Sergio Garcia had already beaten Lee Westwood in the opening session of the match play and faced him in a playoff two days later to try to win the group. On the 161-yard fourth hole, Garcia hit the 9-iron just past the pin and it trickled back into the cup for an ace. That prompted Westwood to say, “Well, 28 years on the road and I thought I had seen it all. I did not have!”

LIFTING WEDGE

DeChambeau swings faster and hits farther, and that’s not just the driver. On the eighth hole par 3 at Torrey Pines in the final round of the US Open, he hit the pitching wedge from 175 yards, slightly uphill to sea level, which was just inches from the fall for a hole-in-one. The tap-in birdie gave him the lead for the first time. In the end he couldn’t hold out.

GAP WEDGE

Max Homa’s hopes of a win at Riviera looked lost when his tenth tee shot landed at the foot of a tree in a playoff while Tony Finau was 2 yards away for birdie.
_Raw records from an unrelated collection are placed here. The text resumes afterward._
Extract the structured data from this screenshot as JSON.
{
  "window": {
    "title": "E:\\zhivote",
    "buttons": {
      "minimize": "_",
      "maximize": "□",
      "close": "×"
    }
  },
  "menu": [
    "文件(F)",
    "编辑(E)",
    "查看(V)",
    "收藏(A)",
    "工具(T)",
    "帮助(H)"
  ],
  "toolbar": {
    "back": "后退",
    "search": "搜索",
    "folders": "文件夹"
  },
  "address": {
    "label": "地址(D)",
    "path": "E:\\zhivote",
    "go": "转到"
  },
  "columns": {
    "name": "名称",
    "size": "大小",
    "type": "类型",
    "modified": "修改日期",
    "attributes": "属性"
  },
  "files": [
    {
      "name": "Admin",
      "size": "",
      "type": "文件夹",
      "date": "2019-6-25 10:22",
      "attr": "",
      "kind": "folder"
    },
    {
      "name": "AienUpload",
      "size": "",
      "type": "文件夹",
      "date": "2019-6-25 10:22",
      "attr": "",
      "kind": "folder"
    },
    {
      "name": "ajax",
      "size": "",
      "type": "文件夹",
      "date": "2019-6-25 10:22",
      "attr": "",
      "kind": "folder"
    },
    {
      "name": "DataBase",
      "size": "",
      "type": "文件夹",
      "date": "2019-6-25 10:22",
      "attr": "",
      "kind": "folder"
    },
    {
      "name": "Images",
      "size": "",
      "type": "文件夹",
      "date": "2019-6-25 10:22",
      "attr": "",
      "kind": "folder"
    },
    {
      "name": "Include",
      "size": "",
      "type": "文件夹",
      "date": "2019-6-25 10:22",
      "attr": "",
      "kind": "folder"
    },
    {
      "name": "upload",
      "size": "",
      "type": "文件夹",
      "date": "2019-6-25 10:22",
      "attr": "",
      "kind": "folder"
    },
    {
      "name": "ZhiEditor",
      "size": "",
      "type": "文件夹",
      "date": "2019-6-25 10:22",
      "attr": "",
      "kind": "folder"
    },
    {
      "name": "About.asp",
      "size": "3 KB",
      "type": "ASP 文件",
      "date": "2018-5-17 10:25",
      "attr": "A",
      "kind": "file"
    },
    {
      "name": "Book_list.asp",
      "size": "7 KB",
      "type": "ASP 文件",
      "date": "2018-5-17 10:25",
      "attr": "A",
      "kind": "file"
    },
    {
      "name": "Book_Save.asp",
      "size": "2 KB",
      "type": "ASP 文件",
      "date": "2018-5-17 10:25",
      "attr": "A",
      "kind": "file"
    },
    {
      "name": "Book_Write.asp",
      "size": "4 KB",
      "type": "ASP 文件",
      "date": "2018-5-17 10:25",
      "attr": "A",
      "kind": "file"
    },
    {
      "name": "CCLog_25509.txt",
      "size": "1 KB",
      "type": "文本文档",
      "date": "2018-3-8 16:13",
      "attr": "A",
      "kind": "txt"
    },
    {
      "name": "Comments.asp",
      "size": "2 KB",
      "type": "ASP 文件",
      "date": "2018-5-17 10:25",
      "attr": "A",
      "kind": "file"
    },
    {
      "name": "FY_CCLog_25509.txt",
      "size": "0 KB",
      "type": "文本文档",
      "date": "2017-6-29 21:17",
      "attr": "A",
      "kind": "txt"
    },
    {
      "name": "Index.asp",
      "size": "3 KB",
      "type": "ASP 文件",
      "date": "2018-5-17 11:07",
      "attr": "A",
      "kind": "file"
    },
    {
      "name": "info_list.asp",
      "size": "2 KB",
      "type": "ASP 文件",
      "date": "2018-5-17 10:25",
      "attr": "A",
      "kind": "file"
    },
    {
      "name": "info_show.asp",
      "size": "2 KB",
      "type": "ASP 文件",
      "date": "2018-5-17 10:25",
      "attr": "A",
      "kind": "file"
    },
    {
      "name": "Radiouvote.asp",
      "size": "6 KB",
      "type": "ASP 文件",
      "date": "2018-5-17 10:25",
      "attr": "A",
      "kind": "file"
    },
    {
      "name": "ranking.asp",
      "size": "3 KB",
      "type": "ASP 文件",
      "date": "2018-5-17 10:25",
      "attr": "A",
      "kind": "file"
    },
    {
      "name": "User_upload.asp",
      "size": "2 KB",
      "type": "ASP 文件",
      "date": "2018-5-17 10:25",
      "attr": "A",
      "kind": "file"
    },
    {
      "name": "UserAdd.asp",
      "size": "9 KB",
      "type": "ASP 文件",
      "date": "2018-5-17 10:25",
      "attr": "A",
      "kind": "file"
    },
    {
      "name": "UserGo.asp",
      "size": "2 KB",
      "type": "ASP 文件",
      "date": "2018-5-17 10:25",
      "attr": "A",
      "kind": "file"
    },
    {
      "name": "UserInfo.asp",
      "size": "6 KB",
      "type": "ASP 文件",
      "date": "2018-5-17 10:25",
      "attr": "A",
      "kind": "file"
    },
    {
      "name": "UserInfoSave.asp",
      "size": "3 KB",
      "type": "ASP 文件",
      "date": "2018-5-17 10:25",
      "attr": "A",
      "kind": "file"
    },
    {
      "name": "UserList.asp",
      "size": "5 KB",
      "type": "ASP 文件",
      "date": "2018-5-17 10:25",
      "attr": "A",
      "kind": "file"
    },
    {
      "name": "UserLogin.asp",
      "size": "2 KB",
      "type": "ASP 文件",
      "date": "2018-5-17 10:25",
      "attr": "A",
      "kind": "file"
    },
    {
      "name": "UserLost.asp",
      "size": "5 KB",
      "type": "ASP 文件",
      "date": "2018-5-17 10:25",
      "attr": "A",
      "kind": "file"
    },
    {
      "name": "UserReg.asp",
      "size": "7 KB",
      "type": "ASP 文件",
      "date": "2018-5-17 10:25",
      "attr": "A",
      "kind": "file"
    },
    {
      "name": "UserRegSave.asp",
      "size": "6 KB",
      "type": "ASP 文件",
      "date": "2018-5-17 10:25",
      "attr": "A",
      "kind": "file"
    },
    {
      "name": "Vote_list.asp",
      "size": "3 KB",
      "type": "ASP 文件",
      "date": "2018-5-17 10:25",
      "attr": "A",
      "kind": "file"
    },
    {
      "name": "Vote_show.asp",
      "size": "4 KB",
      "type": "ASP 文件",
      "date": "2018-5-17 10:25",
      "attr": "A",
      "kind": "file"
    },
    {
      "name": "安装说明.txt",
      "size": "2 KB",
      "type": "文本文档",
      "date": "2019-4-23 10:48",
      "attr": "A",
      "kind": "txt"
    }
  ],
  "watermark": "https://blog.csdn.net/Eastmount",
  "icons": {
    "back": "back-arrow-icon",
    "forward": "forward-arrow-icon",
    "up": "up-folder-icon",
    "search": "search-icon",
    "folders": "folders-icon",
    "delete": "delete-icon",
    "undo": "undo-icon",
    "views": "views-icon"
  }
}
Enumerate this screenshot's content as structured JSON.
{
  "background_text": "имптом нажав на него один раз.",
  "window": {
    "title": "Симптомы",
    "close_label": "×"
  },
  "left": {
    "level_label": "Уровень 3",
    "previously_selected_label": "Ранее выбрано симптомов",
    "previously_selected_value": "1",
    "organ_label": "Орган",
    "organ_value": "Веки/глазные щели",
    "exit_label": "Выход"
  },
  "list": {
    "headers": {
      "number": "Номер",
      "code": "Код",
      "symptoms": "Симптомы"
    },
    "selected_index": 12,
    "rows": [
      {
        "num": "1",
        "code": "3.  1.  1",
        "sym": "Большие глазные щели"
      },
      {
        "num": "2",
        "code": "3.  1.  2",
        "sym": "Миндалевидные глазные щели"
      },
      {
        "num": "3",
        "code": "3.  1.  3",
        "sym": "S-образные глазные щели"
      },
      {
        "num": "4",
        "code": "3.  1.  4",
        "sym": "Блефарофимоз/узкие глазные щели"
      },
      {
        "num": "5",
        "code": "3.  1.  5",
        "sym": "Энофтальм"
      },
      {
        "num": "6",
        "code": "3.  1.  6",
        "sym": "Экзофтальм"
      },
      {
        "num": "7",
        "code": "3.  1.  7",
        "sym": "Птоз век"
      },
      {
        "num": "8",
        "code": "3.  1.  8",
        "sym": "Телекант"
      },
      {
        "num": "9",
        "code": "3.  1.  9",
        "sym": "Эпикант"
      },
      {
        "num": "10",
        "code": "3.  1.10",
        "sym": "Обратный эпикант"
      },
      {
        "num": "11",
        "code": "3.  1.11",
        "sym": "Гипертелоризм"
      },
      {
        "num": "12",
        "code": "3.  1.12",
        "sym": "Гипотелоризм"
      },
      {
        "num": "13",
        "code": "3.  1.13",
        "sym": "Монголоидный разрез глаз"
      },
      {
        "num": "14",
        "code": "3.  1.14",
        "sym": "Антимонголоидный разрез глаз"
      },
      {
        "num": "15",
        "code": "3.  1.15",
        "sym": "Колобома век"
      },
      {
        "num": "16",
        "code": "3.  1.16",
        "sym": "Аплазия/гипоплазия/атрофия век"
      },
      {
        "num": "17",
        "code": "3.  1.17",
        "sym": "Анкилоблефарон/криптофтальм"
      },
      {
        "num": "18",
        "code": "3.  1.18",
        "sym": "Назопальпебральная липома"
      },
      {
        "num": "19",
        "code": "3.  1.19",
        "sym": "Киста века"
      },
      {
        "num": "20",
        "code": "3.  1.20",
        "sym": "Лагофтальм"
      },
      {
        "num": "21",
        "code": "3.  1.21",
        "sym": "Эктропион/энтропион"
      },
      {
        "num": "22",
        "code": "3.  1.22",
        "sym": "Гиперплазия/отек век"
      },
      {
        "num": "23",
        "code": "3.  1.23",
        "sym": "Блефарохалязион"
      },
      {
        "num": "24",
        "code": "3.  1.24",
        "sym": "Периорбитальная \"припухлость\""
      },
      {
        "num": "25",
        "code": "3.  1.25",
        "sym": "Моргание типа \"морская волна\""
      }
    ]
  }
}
Homa took a gap wedge to get some spin, somehow pushed it up the hill to the front edge of the green and escaped par to stay in the playoff. He won by par on the next hole. Along with the incredible shot, that was one of the feel-good victories of the year – an LA kid who won on Riviera and took the Tiger Woods trophy. “I don’t know if I can do anything cooler than that in golf,” he said.

52 DEGREE WEDGE

Spieth’s return that year also brought back his short-game magic, which was no more memorable than the opening four-four session with Thomas at the Ryder Cup. The ball was buried in deep grass on the side of a steep slope to the left of the par-3 17th. Spieth opened the face of a 52-degree wedge and swung so hard the ball shot straight into the air, and his swing sent him hurtling down the hill to the edge of Lake Michigan. The ball hit the ground 6 meters away. Thomas missed the parputt. Does not matter. It was the shot everyone wanted to see that day.

SAND WEDGE

Xander Schauffele had the Olympic Games in Tokyo in mind all summer and got to the last hole of the Kasumigaseki Country Club with one stroke ahead. He hit the trees right with no choice but to chip back onto the fairway. From 98 yards he hit Sand Wedge about four feet past the hole and watched it twist back to four feet. He managed the par for the gold medal.

PRAISE WEDGE

Phil Mickelson had a one-shot lead in the final round of the PGA Championship when he tee-off in the front bunker of the par-3 fifth hole on Kiawah Island. Always skilful with a praise wedge, he shot perfectly and it trickled into the cup for a birdie surprise, extended his lead and sent the 50-year-old into the record book as the oldest major champion in golf.

PUTTER

The crucial birdie putt for Jon Rahm at the US Open was the 18-foot Torrey Pines final hole. The winner putt? Maybe that was the hole before. Rahm was one shot behind Louis Oosthuizen as he rolled a sharp, 25-foot birdie putt to take the lead. Behind him, Oosthuizen bogeyed the 17th and Rahm was on the way.

___

(This version corrects Thomas’ 4 irons leading to the eagle.)

___

More AP golf coverage: https://apnews.com/hub/golf and https://twitter.com/AP_Sports